Section 1070.41 of the Rule generally prohibits the disclosure of confidential information by the CFPB’s employees, former employees or other persons who possess the CFPB’s confidential information, to non-employees of the CFPB or to CFPB employees for whom the information is not relevant to the performance of their assigned duties.  CFPB’s consultants and contractors must agree in writing to protect the confidentiality of any information which they may obtain.

 

That section of the Rule further provides that the CFPB is not precluded from disclosing materials that it derives from or creates using confidential information, provided that the materials do not identify, either directly or indirectly, any particular persons to whom the information pertains.  This clarifies that the CFPB may create and publish reports, analyses and other materials derived from confidential information so long as the reports, analyses, or other materials do not identify the subject of the information or discuss the information in such a way that one could infer the identity of the person it concerns.

 

The CFPB is not permitted or authorized to voluntarily disclose confidential information that it obtains from other agencies in violation of its confidentiality agreements with the agencies, where applicable law otherwise authorizes (but does not require) the CFPB to disclose the information.  These agreements would not and could not preclude the disclosure of confidential information where applicable law requires the CFPB to disclose it.

 

The CFPB is permitted to disclose confidential supervisory information that concerns a supervised financial institution or its service providers to that supervised institution, to its directors, officers, trustees, members, general partners, or employees, as well as to its affiliates and the directors, officers, trustees, members, general partners, or employees of the affiliate.  A supervised financial institution is permitted to disclose confidential supervisory information that it lawfully receives from the CFPB to its directors, officers, trustees, members, general partners, or employees and to its affiliates and its affiliate’s directors, officers, trustees, members, general partners or employees to the extent that the disclosures are relevant to the performance of these individuals’ assigned duties.

 

A supervised financial institution or its affiliate may disclose confidential supervisory information that it lawfully receives from the CFPB to its certified public accountants, outside legal counsel, contractors, consultants, and service providers as well as, with the prior written authorization of the Associate Director for Supervision, Enforcement, and Fair Lending or his or her designee to other persons provided that the supervised financial institution or its affiliate takes reasonable steps to ensure that the recipients cannot, without the prior written approval of the Associate Director or his or her designee, utilize, make or retain copies of, or disclose confidential supervisory information for any purpose, except as is necessary to provide advice or services to the supervised financial institution or its affiliates.

 

The rule allows the Bureau to share examination reports as well as other reports, and confidential supervisory information with all federal and state agencies, including state attorneys general, that both do and do not regulate the covered persons or service providers to which the information pertains.

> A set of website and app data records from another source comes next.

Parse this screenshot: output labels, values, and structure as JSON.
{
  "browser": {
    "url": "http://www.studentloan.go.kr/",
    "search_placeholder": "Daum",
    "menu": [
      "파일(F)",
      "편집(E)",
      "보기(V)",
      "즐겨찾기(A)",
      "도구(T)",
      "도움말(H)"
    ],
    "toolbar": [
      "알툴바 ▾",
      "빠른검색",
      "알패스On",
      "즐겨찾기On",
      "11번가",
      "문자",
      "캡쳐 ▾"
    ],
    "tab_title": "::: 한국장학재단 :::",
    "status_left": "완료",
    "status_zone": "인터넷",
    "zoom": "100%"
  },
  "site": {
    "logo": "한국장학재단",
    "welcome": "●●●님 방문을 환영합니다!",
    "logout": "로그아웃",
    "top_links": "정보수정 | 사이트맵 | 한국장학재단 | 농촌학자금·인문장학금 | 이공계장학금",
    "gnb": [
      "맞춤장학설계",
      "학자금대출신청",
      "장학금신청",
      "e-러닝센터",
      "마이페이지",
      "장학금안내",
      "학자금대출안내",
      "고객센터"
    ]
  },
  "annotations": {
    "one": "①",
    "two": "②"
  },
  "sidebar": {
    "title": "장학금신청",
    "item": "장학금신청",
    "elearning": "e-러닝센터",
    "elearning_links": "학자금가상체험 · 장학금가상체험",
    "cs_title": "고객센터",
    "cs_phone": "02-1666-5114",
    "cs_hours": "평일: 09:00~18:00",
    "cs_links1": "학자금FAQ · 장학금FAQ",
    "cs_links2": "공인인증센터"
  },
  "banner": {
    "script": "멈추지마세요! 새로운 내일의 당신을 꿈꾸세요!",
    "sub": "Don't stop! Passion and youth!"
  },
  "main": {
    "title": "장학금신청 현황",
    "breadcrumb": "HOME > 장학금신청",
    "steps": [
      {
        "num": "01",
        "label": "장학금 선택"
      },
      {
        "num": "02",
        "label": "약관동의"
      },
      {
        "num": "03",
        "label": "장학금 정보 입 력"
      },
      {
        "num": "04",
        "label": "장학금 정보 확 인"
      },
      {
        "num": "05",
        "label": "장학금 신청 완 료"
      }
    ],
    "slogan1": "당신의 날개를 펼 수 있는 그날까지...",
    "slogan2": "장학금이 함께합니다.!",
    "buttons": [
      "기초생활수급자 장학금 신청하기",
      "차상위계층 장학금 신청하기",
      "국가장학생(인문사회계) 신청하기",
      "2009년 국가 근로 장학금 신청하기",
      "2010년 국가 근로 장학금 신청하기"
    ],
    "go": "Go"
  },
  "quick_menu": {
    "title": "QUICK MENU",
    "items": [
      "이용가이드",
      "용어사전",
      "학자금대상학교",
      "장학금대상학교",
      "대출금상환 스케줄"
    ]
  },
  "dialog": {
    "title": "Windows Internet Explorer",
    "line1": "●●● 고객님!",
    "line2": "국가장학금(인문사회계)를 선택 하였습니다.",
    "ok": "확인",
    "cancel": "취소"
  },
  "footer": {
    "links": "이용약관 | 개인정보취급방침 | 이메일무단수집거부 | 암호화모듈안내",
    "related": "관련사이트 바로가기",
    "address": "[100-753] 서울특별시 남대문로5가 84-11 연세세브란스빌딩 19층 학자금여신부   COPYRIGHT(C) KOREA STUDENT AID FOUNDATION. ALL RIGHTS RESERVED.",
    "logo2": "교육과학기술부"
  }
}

The CFPB’s policy is to share confidential supervisory information with law enforcement agencies, including state attorneys general, only in very limited circumstances upon review of all the relevant facts and information.  The decision whether to provide confidential supervisory information to another agency will made by the CFPB’s General Counsel, in consultation with appropriate CFPB personnel.

 

 

The CFPB must share confidential consumer complaint information with agencies to the extent that they provide written certifications to the CFPB that they will maintain the information in confidence, including by maintaining it in a manner that conforms to the standards that apply to federal agencies for the protection of the confidentiality of personally identifiable information and for data security and integrity.

 

The CFPB requires a requesting agency to identify its legal authority to protect the requested documents from public disclosure.  Agencies that seek access to confidential information must certify that they will keep that information confidential in addition to safeguarding it.  The CFPB is to be notified immediately of any actual or suspected security breach involving confidential information, including any theft, loss, unauthorized disclosure or misuse of any confidential information that consists of personally-identifiable information.

 

The CFPB is allowed to alert other agencies of its discovery of evidence that may indicate violations of laws that are subject to the other agencies jurisdiction, and to the extent the CFPB deems it necessary to alert agencies of such evidence, to summarize evidence that constitutes confidential information.

 

The submission by any person of any information to the CFPB in the course of the CFPB’s supervisory or regulatory processes will not waive or otherwise affect any privilege such person may claim with respect to such information under federal or state law.  The provision of confidential information to the CFPB, and the CFPB’s disclosure of such information to another agency does not waive legal privileges that otherwise protect the information from disclosure.